Hollywoodland is a period neo-noir whose basic premise is that we associate the late Forties and early Fifties with failure and melancholy. It's a true story, that the man who played Superman on TV killed himself. Why? Or was there foul play? The movie weaves a complex spell by alternating between recaps of the actor's life and a maverick private dick's attempts to ferret out the truth about his death. Ben Affleck is the actor, George Reeves; Adrien Brody is the detective, Louis Simo. This is really the story of multiple failures. While Reeves is embarrassed by being supported by his mistress Toni (Diane Lane), wife of tough MGM boss Eddie Mannix (Bob Hoskins), detective Simo too is haunted by a failed marriage and a career that's turned bad on him. Incidentally Brody and Affleck, the latter more dramatically, suffer in real life from a recent past that has Oscar glitter in it that's gone stale with less brilliant performances since. Ben Affleck was brave to take the less than heroic role of would-be star and TV loser Superman George Reeves; his pal Matt Damon has seemed to leave him in the dust since their golden moment of the Best Screenplay Oscar for Good Will Hunting in 1998. Damon took interesting, edgy roles, nabbed the classy Bourne actioner franchise and shares the glitter of buddies George Clooney and Brad Pitt in Soderbergh's Oceans remakes while Affleck mostly has had neither good roles nor big box office. George Reeves, whose career has gone nowhere since a minor role in Gone with the Wind, may be embarrassingly close to Affleck's own fate. But Affleck's gamble pays off in a good performance -- already rewarded by a prize at the Venice Festival. Diane Lane is well cast as aging beauty Toni who's as glamorous and brave as she can be as a woman whose husband has a girlfriend and whose boyfriend is going nowhere.
The essence of Hollywoodland is that it's a kind of messy meditation. The constant alternation between flashbacks to Reeves' life and Simo's punchy investigation keeps giving us time to savor the contrast and think back on what's just been shown and question the reality or meaning of it. Simo keeps getting beaten up by flunkies of the studio boss who want him to stop stirring up trouble. As in Chinatown, there's a female client, this time Reeves' mother, whose story is not to be trusted. When we see Reeves flail about looking for other work and get interested in another woman quite without Toni's polish, but younger, we don't know who he is and he doesn't either. Simo seems to be trying to redeem his failed life with his destructive search for truth. Alternative possibilities are shown in an almost Rashomon-like narrative of the actor's demise.

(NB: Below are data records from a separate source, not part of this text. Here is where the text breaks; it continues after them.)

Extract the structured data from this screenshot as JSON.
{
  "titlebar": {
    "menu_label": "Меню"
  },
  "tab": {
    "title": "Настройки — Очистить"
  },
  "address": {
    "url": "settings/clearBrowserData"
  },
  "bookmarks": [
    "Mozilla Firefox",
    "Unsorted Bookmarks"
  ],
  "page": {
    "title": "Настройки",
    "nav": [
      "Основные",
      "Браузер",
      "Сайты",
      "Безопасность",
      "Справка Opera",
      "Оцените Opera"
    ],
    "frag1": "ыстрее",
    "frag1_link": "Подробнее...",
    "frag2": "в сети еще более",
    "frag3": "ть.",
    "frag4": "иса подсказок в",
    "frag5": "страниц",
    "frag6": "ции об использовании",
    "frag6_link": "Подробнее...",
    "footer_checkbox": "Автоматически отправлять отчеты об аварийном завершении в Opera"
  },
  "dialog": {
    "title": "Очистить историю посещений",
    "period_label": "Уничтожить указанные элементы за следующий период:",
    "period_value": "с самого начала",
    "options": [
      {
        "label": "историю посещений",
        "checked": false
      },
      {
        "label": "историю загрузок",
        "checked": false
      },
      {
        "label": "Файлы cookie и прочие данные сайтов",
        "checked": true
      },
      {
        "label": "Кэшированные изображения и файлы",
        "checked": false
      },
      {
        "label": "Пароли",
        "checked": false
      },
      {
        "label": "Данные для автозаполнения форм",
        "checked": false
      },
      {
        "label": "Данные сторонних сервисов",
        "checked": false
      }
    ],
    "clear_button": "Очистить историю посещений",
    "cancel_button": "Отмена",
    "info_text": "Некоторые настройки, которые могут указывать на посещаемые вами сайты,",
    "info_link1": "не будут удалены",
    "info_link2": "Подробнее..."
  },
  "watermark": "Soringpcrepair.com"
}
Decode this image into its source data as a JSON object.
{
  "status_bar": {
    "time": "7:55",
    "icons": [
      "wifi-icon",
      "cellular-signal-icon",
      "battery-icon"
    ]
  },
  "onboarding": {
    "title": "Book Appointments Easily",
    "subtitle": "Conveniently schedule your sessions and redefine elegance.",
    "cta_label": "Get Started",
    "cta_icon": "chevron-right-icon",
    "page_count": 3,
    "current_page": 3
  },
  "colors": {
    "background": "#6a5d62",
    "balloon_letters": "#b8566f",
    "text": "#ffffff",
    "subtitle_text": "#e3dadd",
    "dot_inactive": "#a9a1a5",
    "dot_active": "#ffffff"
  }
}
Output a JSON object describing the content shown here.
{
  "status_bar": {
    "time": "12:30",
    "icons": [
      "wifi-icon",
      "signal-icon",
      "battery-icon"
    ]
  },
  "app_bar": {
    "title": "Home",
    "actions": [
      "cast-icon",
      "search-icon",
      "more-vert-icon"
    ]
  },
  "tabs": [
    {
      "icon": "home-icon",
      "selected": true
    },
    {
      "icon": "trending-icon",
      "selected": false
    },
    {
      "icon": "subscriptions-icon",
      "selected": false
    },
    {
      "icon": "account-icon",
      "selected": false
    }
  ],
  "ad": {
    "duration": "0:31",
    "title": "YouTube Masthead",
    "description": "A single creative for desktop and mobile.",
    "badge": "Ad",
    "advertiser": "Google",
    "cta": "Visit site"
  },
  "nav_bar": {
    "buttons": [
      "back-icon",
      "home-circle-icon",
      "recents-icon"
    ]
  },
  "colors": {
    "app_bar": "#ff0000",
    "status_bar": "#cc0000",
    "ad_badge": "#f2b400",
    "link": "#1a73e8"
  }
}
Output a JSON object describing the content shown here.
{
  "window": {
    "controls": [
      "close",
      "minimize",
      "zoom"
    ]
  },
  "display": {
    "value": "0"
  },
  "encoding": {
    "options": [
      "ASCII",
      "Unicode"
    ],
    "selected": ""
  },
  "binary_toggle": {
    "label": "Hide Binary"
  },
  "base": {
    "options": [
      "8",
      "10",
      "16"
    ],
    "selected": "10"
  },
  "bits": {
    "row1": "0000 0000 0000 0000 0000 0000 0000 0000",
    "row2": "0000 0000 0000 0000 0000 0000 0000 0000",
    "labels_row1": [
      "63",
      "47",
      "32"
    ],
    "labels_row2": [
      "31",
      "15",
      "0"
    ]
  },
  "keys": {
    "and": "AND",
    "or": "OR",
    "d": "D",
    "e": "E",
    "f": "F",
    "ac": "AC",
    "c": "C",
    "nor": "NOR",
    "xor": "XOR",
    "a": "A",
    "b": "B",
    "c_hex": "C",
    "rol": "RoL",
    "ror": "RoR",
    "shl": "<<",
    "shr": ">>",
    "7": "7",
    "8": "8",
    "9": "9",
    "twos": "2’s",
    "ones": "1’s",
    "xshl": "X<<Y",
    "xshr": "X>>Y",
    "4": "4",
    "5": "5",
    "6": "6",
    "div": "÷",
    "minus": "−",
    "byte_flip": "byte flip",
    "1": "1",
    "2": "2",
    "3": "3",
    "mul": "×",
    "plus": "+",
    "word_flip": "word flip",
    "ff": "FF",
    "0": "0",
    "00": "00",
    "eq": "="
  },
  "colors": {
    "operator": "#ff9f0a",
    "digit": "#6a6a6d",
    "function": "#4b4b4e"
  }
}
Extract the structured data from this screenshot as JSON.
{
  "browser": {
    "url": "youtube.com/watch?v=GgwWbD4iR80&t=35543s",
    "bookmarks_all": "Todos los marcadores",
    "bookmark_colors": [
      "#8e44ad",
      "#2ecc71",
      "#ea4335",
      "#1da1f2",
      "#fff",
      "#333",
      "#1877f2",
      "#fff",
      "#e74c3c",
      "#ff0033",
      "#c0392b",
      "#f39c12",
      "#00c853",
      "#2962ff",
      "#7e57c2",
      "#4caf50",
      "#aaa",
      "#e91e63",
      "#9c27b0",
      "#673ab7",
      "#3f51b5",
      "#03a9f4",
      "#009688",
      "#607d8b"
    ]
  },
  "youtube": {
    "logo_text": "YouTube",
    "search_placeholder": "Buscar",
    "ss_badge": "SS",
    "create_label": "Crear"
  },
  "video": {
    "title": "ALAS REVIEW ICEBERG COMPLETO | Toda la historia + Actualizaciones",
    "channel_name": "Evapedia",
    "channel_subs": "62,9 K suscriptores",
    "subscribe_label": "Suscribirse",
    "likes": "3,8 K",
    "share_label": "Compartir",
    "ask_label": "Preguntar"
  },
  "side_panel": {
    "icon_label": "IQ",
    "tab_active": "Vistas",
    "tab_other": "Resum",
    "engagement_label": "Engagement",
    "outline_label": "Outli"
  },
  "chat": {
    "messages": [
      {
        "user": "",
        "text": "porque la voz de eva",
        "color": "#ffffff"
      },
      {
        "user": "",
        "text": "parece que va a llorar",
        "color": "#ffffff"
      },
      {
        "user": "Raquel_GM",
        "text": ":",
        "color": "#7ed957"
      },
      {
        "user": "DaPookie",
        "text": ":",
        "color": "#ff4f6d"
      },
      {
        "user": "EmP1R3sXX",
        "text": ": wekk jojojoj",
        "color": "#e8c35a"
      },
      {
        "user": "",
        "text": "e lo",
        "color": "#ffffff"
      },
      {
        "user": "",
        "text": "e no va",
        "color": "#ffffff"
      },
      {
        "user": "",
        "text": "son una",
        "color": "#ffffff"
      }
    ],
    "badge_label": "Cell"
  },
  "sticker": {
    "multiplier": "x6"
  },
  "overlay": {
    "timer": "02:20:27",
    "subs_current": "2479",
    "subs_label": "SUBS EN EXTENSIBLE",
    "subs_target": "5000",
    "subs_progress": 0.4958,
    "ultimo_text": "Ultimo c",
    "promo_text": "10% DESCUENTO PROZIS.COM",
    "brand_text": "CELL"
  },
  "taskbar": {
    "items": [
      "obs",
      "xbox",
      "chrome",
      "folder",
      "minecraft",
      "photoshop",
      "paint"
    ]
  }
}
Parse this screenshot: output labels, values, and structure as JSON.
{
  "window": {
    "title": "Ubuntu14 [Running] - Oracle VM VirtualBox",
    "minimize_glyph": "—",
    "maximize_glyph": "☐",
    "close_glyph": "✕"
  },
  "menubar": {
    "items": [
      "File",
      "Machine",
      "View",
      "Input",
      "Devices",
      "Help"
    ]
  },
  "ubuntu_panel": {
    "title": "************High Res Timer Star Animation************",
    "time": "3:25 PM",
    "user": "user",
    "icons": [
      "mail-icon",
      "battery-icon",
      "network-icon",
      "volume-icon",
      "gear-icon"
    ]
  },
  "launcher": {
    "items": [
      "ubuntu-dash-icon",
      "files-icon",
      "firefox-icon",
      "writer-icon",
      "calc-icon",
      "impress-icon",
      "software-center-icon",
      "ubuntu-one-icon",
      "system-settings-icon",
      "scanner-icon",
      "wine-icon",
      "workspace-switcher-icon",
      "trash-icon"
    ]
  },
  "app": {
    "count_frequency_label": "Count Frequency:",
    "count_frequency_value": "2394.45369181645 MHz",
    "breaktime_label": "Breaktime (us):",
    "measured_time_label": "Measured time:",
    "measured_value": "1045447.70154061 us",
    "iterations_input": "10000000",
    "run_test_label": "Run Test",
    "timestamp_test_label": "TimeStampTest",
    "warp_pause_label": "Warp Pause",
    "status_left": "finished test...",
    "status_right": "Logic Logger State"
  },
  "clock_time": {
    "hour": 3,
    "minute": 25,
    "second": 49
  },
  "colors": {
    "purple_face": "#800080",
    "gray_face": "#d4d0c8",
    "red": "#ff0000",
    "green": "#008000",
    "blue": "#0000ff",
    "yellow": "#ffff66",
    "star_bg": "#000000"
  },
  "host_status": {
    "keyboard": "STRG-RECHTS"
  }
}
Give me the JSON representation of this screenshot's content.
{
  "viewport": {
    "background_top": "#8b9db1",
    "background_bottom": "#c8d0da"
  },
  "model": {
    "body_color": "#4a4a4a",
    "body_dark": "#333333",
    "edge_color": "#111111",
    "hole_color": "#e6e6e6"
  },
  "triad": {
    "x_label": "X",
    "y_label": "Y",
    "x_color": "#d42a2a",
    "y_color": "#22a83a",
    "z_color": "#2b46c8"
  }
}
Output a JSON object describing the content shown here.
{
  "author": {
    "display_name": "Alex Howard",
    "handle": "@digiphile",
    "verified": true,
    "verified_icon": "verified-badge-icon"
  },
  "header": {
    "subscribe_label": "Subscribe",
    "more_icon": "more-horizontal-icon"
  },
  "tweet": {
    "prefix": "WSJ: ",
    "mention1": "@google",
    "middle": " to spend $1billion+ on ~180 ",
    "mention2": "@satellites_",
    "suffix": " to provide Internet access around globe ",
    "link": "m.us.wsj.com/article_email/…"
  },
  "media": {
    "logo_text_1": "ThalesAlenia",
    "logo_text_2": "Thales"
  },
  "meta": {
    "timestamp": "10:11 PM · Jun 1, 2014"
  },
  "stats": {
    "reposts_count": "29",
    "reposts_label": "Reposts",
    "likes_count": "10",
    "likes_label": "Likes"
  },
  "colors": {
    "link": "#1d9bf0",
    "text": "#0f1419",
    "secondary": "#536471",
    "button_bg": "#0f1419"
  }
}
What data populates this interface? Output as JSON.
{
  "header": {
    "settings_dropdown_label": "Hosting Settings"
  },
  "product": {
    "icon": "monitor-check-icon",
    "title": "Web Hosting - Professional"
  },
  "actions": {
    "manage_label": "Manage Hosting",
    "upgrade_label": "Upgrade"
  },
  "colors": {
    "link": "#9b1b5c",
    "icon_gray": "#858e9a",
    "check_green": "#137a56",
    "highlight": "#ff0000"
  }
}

All this is subtle and rich, and this is a movie that slowly grows on you. But it happens just a little bit too slowly. The languorous pacing is one reason why this movie never develops the zing of an L.A. Confidential or the wit and resonance of a Chinatown. These are evoked enough so the comparison has to be made, and the new movie doesn't measure up. Sometimes the music even sounds too like Chinatown's. Nice as the mood of Hollywoodland is, there's really no comparison with Polanski's Seventies classic. Characters aren't as vivid, dialogue isn't as sharp. There are few truly powerful scenes. Reeves/Affleck's character, who actually does slip off the wires in a Superman shoot and crash to the floor, falls flat. The moment is truthful, but too much a metaphor for the whole film.
©Chris Knipp. Blog: http://chrisknipp.blogspot.com/